Your task: Each of the records must appear again, exactly as it was written.

[Website and app data records]

◆ ◆ ◆

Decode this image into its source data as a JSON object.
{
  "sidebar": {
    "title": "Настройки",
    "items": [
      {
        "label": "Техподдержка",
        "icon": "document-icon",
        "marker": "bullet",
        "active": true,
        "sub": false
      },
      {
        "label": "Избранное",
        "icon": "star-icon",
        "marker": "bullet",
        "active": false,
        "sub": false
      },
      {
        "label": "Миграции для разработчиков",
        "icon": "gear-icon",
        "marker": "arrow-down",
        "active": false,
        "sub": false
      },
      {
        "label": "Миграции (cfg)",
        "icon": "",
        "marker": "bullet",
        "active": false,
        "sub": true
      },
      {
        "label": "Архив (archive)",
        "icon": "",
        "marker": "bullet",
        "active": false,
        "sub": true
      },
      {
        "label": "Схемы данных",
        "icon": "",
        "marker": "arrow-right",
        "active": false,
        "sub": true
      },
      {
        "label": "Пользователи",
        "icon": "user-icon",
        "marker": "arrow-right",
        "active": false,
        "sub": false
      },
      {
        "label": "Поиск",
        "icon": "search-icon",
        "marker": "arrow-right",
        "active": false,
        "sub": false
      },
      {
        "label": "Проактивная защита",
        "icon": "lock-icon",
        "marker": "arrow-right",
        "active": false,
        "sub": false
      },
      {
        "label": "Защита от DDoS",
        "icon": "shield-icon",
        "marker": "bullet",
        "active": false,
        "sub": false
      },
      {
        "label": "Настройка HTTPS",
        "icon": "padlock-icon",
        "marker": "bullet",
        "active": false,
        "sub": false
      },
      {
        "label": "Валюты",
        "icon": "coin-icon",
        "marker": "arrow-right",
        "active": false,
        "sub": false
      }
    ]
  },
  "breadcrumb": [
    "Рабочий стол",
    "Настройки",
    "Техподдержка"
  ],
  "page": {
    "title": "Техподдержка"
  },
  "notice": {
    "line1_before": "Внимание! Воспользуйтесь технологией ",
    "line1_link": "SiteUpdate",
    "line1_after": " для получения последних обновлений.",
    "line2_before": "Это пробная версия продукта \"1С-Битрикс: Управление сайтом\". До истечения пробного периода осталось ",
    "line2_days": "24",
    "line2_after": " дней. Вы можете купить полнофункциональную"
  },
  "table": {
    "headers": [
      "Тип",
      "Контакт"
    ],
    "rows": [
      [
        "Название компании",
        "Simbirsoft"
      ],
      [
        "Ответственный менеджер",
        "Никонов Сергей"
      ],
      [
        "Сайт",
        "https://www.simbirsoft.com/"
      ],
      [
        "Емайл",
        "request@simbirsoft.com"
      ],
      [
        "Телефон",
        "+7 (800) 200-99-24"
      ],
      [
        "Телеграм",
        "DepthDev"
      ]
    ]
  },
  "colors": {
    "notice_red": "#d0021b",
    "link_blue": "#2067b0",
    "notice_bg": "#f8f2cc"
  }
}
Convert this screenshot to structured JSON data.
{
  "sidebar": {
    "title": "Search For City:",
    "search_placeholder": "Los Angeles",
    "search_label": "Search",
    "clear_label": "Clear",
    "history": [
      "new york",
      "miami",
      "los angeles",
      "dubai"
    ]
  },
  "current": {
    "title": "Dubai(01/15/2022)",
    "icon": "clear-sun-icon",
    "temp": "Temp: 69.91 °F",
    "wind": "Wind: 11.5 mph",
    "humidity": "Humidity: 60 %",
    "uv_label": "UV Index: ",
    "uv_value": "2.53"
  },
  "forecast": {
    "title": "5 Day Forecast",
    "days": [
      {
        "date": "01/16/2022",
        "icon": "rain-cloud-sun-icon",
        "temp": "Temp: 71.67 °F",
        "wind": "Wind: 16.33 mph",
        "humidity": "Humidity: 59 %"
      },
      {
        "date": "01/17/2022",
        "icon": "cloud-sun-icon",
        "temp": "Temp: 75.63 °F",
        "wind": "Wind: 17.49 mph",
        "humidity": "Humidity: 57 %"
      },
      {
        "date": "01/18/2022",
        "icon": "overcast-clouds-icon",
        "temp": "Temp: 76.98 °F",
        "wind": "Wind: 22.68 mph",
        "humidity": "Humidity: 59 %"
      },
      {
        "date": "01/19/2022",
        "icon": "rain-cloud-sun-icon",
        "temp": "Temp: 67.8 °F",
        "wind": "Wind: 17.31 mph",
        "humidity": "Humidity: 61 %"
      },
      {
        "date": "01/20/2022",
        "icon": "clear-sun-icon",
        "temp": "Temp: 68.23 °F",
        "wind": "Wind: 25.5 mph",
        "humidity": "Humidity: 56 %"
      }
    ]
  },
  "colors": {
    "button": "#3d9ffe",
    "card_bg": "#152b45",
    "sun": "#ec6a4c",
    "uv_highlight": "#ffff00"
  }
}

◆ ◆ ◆

Worked solution:
Decode this image into its source data as a JSON object.
{
  "sidebar": {
    "title": "Настройки",
    "items": [
      {
        "label": "Техподдержка",
        "icon": "document-icon",
        "marker": "bullet",
        "active": true,
        "sub": false
      },
      {
        "label": "Избранное",
        "icon": "star-icon",
        "marker": "bullet",
        "active": false,
        "sub": false
      },
      {
        "label": "Миграции для разработчиков",
        "icon": "gear-icon",
        "marker": "arrow-down",
        "active": false,
        "sub": false
      },
      {
        "label": "Миграции (cfg)",
        "icon": "",
        "marker": "bullet",
        "active": false,
        "sub": true
      },
      {
        "label": "Архив (archive)",
        "icon": "",
        "marker": "bullet",
        "active": false,
        "sub": true
      },
      {
        "label": "Схемы данных",
        "icon": "",
        "marker": "arrow-right",
        "active": false,
        "sub": true
      },
      {
        "label": "Пользователи",
        "icon": "user-icon",
        "marker": "arrow-right",
        "active": false,
        "sub": false
      },
      {
        "label": "Поиск",
        "icon": "search-icon",
        "marker": "arrow-right",
        "active": false,
        "sub": false
      },
      {
        "label": "Проактивная защита",
        "icon": "lock-icon",
        "marker": "arrow-right",
        "active": false,
        "sub": false
      },
      {
        "label": "Защита от DDoS",
        "icon": "shield-icon",
        "marker": "bullet",
        "active": false,
        "sub": false
      },
      {
        "label": "Настройка HTTPS",
        "icon": "padlock-icon",
        "marker": "bullet",
        "active": false,
        "sub": false
      },
      {
        "label": "Валюты",
        "icon": "coin-icon",
        "marker": "arrow-right",
        "active": false,
        "sub": false
      }
    ]
  },
  "breadcrumb": [
    "Рабочий стол",
    "Настройки",
    "Техподдержка"
  ],
  "page": {
    "title": "Техподдержка"
  },
  "notice": {
    "line1_before": "Внимание! Воспользуйтесь технологией ",
    "line1_link": "SiteUpdate",
    "line1_after": " для получения последних обновлений.",
    "line2_before": "Это пробная версия продукта \"1С-Битрикс: Управление сайтом\". До истечения пробного периода осталось ",
    "line2_days": "24",
    "line2_after": " дней. Вы можете купить полнофункциональную"
  },
  "table": {
    "headers": [
      "Тип",
      "Контакт"
    ],
    "rows": [
      [
        "Название компании",
        "Simbirsoft"
      ],
      [
        "Ответственный менеджер",
        "Никонов Сергей"
      ],
      [
        "Сайт",
        "https://www.simbirsoft.com/"
      ],
      [
        "Емайл",
        "request@simbirsoft.com"
      ],
      [
        "Телефон",
        "+7 (800) 200-99-24"
      ],
      [
        "Телеграм",
        "DepthDev"
      ]
    ]
  },
  "colors": {
    "notice_red": "#d0021b",
    "link_blue": "#2067b0",
    "notice_bg": "#f8f2cc"
  }
}
Convert this screenshot to structured JSON data.
{
  "sidebar": {
    "title": "Search For City:",
    "search_placeholder": "Los Angeles",
    "search_label": "Search",
    "clear_label": "Clear",
    "history": [
      "new york",
      "miami",
      "los angeles",
      "dubai"
    ]
  },
  "current": {
    "title": "Dubai(01/15/2022)",
    "icon": "clear-sun-icon",
    "temp": "Temp: 69.91 °F",
    "wind": "Wind: 11.5 mph",
    "humidity": "Humidity: 60 %",
    "uv_label": "UV Index: ",
    "uv_value": "2.53"
  },
  "forecast": {
    "title": "5 Day Forecast",
    "days": [
      {
        "date": "01/16/2022",
        "icon": "rain-cloud-sun-icon",
        "temp": "Temp: 71.67 °F",
        "wind": "Wind: 16.33 mph",
        "humidity": "Humidity: 59 %"
      },
      {
        "date": "01/17/2022",
        "icon": "cloud-sun-icon",
        "temp": "Temp: 75.63 °F",
        "wind": "Wind: 17.49 mph",
        "humidity": "Humidity: 57 %"
      },
      {
        "date": "01/18/2022",
        "icon": "overcast-clouds-icon",
        "temp": "Temp: 76.98 °F",
        "wind": "Wind: 22.68 mph",
        "humidity": "Humidity: 59 %"
      },
      {
        "date": "01/19/2022",
        "icon": "rain-cloud-sun-icon",
        "temp": "Temp: 67.8 °F",
        "wind": "Wind: 17.31 mph",
        "humidity": "Humidity: 61 %"
      },
      {
        "date": "01/20/2022",
        "icon": "clear-sun-icon",
        "temp": "Temp: 68.23 °F",
        "wind": "Wind: 25.5 mph",
        "humidity": "Humidity: 56 %"
      }
    ]
  },
  "colors": {
    "button": "#3d9ffe",
    "card_bg": "#152b45",
    "sun": "#ec6a4c",
    "uv_highlight": "#ffff00"
  }
}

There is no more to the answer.